[[ Material to process open ]]
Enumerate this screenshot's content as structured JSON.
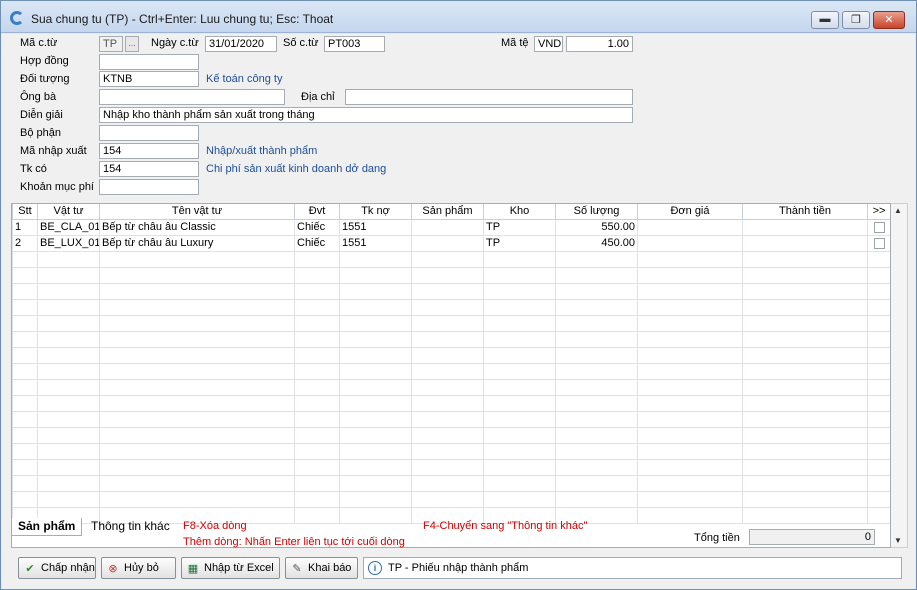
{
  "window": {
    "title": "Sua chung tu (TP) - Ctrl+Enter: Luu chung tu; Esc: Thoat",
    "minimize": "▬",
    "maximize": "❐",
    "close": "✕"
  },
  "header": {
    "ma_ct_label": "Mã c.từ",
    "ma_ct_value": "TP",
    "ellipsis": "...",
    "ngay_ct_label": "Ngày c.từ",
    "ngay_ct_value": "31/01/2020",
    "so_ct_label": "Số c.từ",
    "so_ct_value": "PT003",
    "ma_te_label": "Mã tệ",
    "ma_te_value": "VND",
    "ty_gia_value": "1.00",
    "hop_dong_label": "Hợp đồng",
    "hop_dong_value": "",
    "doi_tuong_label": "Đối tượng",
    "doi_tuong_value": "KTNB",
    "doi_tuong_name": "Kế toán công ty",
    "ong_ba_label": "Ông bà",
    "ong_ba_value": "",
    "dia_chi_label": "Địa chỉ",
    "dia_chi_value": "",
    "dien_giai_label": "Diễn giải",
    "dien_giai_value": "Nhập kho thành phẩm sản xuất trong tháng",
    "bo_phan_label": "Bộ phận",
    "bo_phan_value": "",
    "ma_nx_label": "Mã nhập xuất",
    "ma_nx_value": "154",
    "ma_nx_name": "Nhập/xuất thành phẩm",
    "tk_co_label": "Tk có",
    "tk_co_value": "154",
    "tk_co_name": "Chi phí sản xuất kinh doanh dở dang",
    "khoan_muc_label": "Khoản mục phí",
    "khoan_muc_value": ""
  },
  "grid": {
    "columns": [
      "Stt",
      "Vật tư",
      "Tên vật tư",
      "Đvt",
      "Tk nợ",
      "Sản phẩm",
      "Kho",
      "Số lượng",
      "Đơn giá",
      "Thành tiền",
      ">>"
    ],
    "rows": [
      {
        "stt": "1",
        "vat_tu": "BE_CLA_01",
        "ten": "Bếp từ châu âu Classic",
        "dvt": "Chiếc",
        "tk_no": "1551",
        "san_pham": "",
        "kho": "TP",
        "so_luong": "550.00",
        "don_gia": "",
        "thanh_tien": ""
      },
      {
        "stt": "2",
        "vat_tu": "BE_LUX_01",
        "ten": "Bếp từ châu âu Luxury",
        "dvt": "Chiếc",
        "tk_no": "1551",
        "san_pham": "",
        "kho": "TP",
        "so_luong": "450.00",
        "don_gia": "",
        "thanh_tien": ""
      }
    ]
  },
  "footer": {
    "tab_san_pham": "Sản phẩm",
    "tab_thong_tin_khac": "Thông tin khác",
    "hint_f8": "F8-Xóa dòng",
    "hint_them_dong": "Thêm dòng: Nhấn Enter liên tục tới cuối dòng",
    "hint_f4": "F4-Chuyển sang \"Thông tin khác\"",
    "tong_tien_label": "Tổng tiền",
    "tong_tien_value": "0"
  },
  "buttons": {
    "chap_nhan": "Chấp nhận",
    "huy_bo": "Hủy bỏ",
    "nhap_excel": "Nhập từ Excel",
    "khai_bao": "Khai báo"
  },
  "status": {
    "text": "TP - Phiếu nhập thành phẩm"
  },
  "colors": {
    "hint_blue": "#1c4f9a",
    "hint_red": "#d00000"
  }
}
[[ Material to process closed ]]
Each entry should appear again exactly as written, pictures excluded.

Enumerate this screenshot's content as structured JSON.
{
  "window": {
    "title": "Sua chung tu (TP) - Ctrl+Enter: Luu chung tu; Esc: Thoat",
    "minimize": "▬",
    "maximize": "❐",
    "close": "✕"
  },
  "header": {
    "ma_ct_label": "Mã c.từ",
    "ma_ct_value": "TP",
    "ellipsis": "...",
    "ngay_ct_label": "Ngày c.từ",
    "ngay_ct_value": "31/01/2020",
    "so_ct_label": "Số c.từ",
    "so_ct_value": "PT003",
    "ma_te_label": "Mã tệ",
    "ma_te_value": "VND",
    "ty_gia_value": "1.00",
    "hop_dong_label": "Hợp đồng",
    "hop_dong_value": "",
    "doi_tuong_label": "Đối tượng",
    "doi_tuong_value": "KTNB",
    "doi_tuong_name": "Kế toán công ty",
    "ong_ba_label": "Ông bà",
    "ong_ba_value": "",
    "dia_chi_label": "Địa chỉ",
    "dia_chi_value": "",
    "dien_giai_label": "Diễn giải",
    "dien_giai_value": "Nhập kho thành phẩm sản xuất trong tháng",
    "bo_phan_label": "Bộ phận",
    "bo_phan_value": "",
    "ma_nx_label": "Mã nhập xuất",
    "ma_nx_value": "154",
    "ma_nx_name": "Nhập/xuất thành phẩm",
    "tk_co_label": "Tk có",
    "tk_co_value": "154",
    "tk_co_name": "Chi phí sản xuất kinh doanh dở dang",
    "khoan_muc_label": "Khoản mục phí",
    "khoan_muc_value": ""
  },
  "grid": {
    "columns": [
      "Stt",
      "Vật tư",
      "Tên vật tư",
      "Đvt",
      "Tk nợ",
      "Sản phẩm",
      "Kho",
      "Số lượng",
      "Đơn giá",
      "Thành tiền",
      ">>"
    ],
    "rows": [
      {
        "stt": "1",
        "vat_tu": "BE_CLA_01",
        "ten": "Bếp từ châu âu Classic",
        "dvt": "Chiếc",
        "tk_no": "1551",
        "san_pham": "",
        "kho": "TP",
        "so_luong": "550.00",
        "don_gia": "",
        "thanh_tien": ""
      },
      {
        "stt": "2",
        "vat_tu": "BE_LUX_01",
        "ten": "Bếp từ châu âu Luxury",
        "dvt": "Chiếc",
        "tk_no": "1551",
        "san_pham": "",
        "kho": "TP",
        "so_luong": "450.00",
        "don_gia": "",
        "thanh_tien": ""
      }
    ]
  },
  "footer": {
    "tab_san_pham": "Sản phẩm",
    "tab_thong_tin_khac": "Thông tin khác",
    "hint_f8": "F8-Xóa dòng",
    "hint_them_dong": "Thêm dòng: Nhấn Enter liên tục tới cuối dòng",
    "hint_f4": "F4-Chuyển sang \"Thông tin khác\"",
    "tong_tien_label": "Tổng tiền",
    "tong_tien_value": "0"
  },
  "buttons": {
    "chap_nhan": "Chấp nhận",
    "huy_bo": "Hủy bỏ",
    "nhap_excel": "Nhập từ Excel",
    "khai_bao": "Khai báo"
  },
  "status": {
    "text": "TP - Phiếu nhập thành phẩm"
  },
  "colors": {
    "hint_blue": "#1c4f9a",
    "hint_red": "#d00000"
  }
}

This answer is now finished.